There are so many things I could tell you about what a great person Ron is, but it would embarrass Ron even more. I will just tell you one thing that struck me the most since I became director. He probably thinks this is trivial but it touched me deeply and demonstrates the integrity and thoughtfulness of this man. When I became OFA director in 2007, Ron had already decided to retire prior to my appointment but delayed doing so until the summer because he did not want any gossip to surface that his retirement had anything to do with hiring me as the new OFA director. I cannot tell you Ron how thoughtful and considerate I thought that was. Then, even though he wanted to retire, he let me talk him into four more years of part-time service with OFA that gave me time to grow as the director and learn from him.
Ron officially retired on Dec. 7, but we had another retirement earlier in the year that was also a great loss to our organization and that was Mary Ella Faust. Mary Ella has been with our office almost as long as Ron. She started in the nutrition program delivering meals to shut in seniors around the county, but it was apparent from the beginning that she had much more to offer our organization. Mary Ella's title was ''aging service specialist,'' and she was in charge of most our reporting to state, federal and private grants. An expert in data, she worked on federal research projects to demonstrate the cost effectiveness of aging services. She worked hand-in-hand with the financial team at OFA and all our data entry personnel to ensure that we were recording every unit of service and its impact on seniors in the community. While some people may think this sounds boring, Mary Ella brought a level of enthusiasm and commitment to her job and the office that was infectious. She also understood the importance of being able to demonstrate the cost-effectiveness of aging services utilizing numbers and data to justify why it important to spend money on community long-term care services and supports for seniors. She also was personally helpful to all our staff and many contractors when it came to training on our computer software program. Pat Truax remarked to me, ''Mary Ella taught me how to really pay attention to details not only details on the SAMS system but details in my lily bed. She is such a wonderful gracious teacher.'' I think that says it all!

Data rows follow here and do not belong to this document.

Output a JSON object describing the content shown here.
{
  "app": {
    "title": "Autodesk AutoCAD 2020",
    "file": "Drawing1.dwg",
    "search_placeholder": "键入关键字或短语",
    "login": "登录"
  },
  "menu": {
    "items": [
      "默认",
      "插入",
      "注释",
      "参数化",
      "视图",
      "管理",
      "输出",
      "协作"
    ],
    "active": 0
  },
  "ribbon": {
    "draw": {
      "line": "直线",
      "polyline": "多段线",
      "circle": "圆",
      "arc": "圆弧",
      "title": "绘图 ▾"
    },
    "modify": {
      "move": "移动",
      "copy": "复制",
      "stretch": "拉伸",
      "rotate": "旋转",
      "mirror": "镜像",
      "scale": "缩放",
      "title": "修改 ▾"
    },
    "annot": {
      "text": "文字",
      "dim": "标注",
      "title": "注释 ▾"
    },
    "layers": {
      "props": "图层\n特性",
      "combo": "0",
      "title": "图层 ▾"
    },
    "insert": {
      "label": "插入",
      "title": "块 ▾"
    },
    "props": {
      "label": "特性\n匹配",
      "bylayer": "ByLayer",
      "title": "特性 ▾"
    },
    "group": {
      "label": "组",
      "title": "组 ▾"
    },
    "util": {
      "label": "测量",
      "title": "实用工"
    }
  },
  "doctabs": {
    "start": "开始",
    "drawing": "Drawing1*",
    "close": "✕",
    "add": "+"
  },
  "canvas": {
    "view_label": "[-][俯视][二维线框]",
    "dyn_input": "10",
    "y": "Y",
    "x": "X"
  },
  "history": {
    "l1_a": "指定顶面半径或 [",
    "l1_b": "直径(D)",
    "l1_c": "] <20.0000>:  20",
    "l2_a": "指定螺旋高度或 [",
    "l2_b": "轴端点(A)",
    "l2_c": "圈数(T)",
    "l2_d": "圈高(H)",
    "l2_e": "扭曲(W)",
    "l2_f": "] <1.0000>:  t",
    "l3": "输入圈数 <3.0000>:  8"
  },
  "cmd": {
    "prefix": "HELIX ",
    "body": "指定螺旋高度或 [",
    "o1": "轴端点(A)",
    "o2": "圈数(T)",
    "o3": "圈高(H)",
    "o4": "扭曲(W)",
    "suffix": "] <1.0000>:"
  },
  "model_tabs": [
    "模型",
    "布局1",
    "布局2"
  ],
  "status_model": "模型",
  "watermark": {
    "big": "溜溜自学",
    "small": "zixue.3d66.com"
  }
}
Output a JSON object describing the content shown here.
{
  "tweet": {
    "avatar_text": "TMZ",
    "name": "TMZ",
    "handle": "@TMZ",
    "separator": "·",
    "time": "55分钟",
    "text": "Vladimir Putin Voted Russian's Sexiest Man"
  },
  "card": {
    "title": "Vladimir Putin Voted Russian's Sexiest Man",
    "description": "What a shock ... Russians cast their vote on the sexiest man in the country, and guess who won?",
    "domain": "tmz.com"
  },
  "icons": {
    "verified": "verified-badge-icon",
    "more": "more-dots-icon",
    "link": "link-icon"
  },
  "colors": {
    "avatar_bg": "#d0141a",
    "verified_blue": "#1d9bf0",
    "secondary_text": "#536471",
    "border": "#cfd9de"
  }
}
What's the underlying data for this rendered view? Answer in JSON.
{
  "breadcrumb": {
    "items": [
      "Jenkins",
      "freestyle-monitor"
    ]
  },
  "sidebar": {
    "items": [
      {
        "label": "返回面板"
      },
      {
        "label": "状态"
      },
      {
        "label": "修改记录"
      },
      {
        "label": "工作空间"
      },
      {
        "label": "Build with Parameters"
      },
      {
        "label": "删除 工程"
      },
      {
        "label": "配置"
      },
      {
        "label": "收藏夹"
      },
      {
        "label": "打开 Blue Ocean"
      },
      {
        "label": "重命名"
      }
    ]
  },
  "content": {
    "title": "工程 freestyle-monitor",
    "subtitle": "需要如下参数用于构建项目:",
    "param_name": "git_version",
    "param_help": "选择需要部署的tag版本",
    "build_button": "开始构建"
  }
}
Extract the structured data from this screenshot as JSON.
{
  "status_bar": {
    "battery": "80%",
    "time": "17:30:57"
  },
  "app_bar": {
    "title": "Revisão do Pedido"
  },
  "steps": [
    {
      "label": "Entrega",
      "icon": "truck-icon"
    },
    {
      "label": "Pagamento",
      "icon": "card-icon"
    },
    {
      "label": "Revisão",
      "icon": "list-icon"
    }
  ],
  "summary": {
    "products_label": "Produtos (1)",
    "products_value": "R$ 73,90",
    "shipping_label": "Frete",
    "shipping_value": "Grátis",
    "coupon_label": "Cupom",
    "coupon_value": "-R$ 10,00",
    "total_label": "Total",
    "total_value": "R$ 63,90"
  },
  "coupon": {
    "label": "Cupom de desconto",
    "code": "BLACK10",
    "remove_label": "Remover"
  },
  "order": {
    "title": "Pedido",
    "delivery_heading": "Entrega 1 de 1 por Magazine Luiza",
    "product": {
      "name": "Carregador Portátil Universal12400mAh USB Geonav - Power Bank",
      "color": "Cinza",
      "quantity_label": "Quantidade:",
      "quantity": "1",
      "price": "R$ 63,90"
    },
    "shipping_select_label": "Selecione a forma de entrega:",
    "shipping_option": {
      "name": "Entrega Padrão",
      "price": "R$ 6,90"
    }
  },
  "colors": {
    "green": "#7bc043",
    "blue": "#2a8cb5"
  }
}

Both of these individuals have been invaluable to our office and to me as the director. Their many years with the organization and dealing with community partners gave me insight and advice that I could not have gotten from any book or report. I don't think I always followed everything they told me but I respected their opinions which many times influenced what I ultimately decided on an issue. They also helped to set a positive tone in our office and were surprisingly very supportive of new ideas even the off the wall ones. They assisted me whenever they could to implement changes that would benefit our department or seniors in the community and kept me grounded in reality when needed. Both of you will be missed in our everyday work life but we wish you all the joy and blessing that can be had for your retirement. Enjoy this new phase of life, the time to enjoy friends, family and new pursuits.
All the best, Mary Ann and the OFA staff.